*WHAT YOU SHOULD DO:*
Only a single number is expected: how many lines of the data hold the word "WORTH".

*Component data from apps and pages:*

◇ ◇ ◇ ◇

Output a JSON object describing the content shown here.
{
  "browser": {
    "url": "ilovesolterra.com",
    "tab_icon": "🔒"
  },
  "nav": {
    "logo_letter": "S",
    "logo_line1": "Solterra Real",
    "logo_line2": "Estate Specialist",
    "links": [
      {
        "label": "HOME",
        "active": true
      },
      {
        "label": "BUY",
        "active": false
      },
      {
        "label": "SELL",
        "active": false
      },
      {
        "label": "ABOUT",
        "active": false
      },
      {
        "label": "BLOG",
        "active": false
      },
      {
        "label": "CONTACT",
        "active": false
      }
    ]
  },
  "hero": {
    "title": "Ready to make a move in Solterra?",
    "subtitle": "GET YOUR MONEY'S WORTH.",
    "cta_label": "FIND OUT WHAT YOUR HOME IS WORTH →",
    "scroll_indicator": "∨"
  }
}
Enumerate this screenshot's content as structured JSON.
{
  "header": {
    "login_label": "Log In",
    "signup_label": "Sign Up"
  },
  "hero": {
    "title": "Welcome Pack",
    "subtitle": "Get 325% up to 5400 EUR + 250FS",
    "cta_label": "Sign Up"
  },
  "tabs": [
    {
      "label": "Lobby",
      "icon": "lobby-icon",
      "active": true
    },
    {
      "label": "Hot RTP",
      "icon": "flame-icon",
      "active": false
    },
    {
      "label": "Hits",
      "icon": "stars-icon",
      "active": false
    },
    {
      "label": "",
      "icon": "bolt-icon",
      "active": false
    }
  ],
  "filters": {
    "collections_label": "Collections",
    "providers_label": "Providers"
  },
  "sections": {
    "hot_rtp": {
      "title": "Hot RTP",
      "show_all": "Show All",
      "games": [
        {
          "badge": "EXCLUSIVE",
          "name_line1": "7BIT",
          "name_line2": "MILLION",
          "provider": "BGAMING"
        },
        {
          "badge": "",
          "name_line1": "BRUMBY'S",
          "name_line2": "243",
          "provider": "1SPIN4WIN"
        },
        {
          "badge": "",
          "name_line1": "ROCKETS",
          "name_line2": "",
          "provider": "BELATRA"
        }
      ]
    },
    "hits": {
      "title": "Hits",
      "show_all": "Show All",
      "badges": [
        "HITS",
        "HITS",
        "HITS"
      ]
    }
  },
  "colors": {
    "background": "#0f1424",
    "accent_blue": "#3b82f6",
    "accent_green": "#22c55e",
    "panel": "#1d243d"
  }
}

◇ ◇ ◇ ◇

*ANSWER AREA:*
2